* Exercise instructions *
Look through the entries and count each line that includes the string "rank". Reply with the number alone.

-=-=-=-=-

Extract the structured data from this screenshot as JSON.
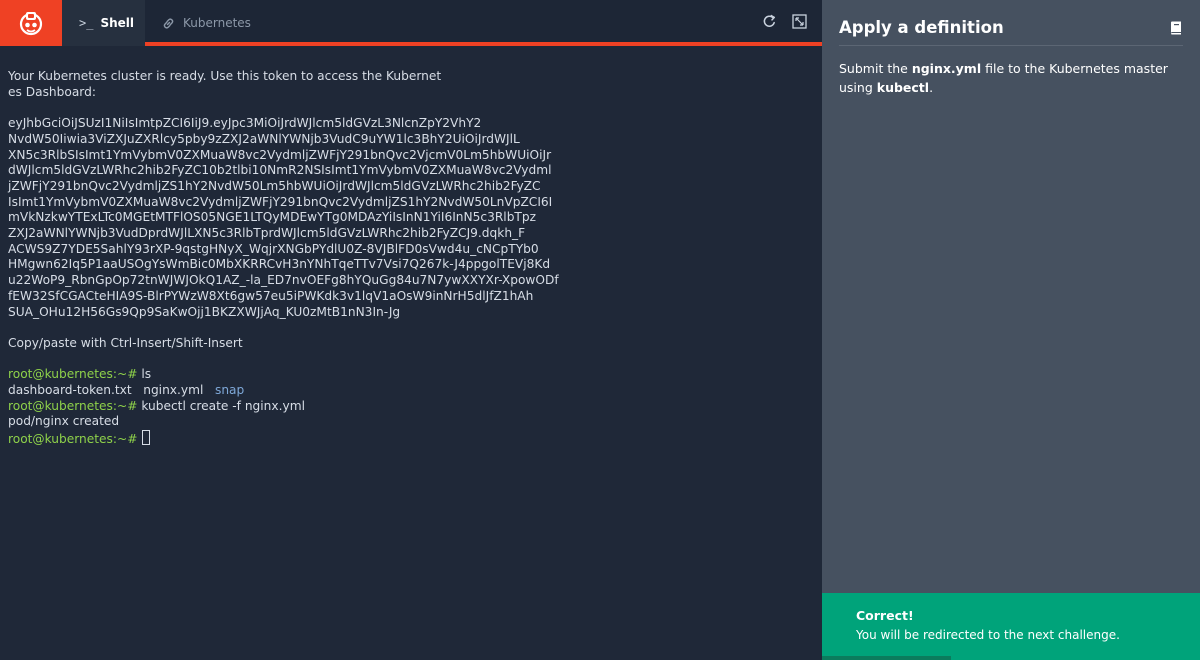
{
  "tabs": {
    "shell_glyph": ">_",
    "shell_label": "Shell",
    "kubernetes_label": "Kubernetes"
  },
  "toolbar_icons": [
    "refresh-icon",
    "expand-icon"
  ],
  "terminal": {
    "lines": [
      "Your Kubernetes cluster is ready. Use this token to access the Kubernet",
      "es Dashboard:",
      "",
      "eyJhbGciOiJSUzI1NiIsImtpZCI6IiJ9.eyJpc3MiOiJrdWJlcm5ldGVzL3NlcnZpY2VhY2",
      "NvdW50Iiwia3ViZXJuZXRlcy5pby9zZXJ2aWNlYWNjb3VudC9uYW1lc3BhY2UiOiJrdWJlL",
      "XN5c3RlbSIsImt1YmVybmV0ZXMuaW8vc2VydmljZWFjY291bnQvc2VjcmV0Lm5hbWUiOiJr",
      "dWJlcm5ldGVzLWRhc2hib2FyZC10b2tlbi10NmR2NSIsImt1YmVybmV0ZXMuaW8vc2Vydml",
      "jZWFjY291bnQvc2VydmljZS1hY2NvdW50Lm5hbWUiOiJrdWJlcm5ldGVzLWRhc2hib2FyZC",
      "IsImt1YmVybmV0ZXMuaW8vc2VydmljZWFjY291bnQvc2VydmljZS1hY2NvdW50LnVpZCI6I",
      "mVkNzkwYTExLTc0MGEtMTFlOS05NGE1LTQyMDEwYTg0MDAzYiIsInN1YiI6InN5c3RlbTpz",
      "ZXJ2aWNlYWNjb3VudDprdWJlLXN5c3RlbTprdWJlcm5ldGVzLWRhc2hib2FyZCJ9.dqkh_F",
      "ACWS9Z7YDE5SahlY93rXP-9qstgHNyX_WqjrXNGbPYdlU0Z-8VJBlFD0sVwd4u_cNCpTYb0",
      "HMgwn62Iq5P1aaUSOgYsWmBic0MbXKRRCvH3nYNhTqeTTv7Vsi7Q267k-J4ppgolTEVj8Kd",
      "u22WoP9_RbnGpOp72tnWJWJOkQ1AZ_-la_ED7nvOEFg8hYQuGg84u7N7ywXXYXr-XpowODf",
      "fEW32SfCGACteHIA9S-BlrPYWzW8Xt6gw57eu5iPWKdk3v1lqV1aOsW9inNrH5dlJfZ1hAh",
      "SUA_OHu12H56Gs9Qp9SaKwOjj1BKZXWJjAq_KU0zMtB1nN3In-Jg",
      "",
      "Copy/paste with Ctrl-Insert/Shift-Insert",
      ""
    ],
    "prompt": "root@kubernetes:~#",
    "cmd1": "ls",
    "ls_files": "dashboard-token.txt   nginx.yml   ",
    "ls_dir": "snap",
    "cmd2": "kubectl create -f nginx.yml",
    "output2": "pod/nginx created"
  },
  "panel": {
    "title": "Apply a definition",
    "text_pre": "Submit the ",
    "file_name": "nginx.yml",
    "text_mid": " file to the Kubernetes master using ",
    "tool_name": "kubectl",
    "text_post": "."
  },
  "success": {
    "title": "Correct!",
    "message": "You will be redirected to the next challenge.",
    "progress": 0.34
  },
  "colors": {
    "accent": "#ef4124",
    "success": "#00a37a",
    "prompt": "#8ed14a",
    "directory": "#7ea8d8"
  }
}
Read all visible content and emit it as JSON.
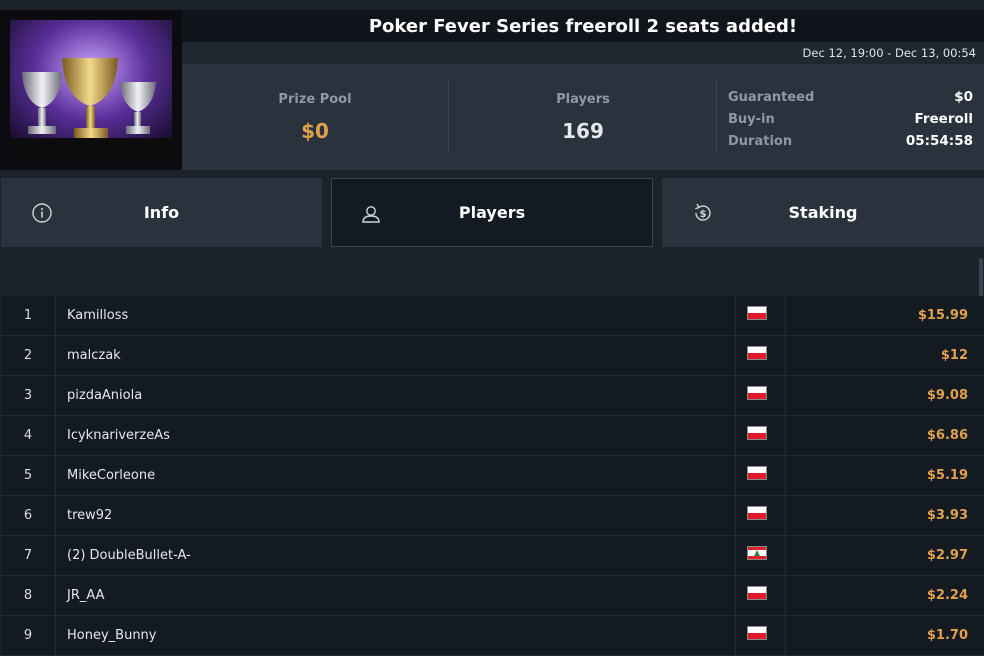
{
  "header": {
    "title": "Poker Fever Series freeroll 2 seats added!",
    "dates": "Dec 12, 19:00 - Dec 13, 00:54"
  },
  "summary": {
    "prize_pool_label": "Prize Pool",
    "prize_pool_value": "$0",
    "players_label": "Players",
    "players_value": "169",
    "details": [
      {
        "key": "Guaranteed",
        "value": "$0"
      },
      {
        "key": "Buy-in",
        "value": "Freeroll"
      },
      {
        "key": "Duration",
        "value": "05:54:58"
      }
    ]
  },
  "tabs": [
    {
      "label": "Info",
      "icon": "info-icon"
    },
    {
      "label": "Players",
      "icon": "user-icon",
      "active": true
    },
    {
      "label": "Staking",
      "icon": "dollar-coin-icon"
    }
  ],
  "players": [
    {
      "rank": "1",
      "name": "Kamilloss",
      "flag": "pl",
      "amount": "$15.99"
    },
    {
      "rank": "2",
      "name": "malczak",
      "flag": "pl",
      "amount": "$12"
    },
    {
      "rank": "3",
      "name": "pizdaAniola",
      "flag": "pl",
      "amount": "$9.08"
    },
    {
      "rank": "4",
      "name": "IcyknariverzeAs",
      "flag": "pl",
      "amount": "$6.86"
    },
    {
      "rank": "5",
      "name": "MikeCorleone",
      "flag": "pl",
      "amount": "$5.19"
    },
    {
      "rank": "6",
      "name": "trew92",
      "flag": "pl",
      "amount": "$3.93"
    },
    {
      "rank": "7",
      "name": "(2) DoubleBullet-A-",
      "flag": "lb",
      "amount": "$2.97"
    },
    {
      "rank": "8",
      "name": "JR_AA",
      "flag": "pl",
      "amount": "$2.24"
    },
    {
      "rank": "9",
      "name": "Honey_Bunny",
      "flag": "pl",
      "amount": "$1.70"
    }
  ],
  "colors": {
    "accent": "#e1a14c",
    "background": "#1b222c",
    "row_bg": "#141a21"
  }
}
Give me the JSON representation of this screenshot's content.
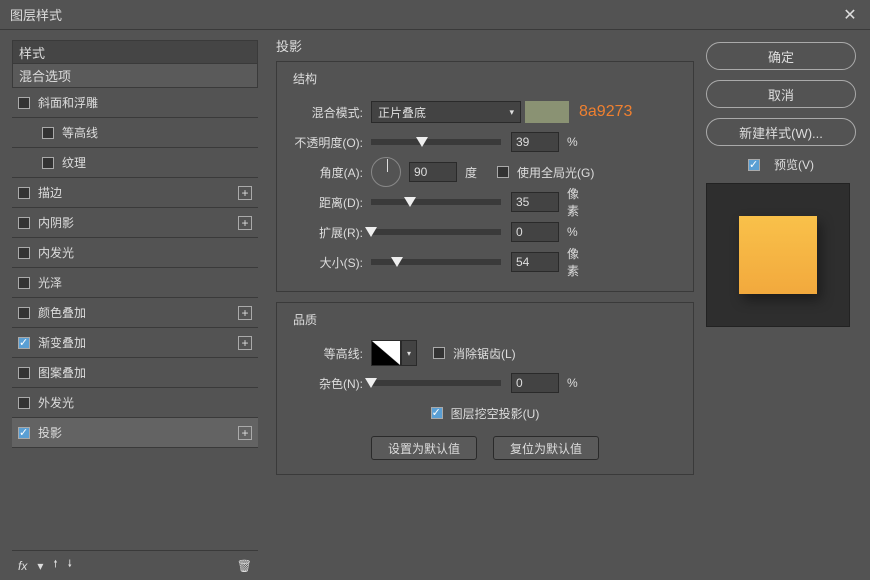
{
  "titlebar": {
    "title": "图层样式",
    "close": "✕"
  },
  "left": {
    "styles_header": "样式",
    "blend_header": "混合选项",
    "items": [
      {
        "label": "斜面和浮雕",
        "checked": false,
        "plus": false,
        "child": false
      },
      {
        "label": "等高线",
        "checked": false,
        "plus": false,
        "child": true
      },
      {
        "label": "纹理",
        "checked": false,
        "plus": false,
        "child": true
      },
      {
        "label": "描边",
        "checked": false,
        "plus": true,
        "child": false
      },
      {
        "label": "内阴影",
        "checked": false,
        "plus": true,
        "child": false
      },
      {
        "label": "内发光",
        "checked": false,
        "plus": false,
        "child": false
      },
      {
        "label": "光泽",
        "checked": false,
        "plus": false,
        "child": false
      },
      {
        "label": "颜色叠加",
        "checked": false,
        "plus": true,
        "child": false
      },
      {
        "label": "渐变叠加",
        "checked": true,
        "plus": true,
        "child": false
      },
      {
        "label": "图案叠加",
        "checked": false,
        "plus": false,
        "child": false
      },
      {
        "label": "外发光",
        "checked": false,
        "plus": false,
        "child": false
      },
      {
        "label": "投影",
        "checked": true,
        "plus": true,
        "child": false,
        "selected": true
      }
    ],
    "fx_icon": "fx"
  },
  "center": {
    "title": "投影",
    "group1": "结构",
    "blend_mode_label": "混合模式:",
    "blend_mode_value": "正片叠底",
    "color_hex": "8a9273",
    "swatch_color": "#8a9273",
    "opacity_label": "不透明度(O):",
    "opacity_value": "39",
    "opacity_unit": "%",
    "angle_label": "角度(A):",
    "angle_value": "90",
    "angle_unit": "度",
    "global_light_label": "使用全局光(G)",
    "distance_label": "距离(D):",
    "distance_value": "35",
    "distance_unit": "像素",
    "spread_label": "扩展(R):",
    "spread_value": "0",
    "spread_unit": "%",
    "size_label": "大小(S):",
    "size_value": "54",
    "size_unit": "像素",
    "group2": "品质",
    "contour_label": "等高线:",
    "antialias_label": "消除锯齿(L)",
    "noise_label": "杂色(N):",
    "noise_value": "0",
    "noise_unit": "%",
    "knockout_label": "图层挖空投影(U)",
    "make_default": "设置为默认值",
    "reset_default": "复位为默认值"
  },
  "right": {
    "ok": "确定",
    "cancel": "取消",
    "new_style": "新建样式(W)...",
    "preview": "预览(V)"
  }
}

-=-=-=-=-

* Written solution *
9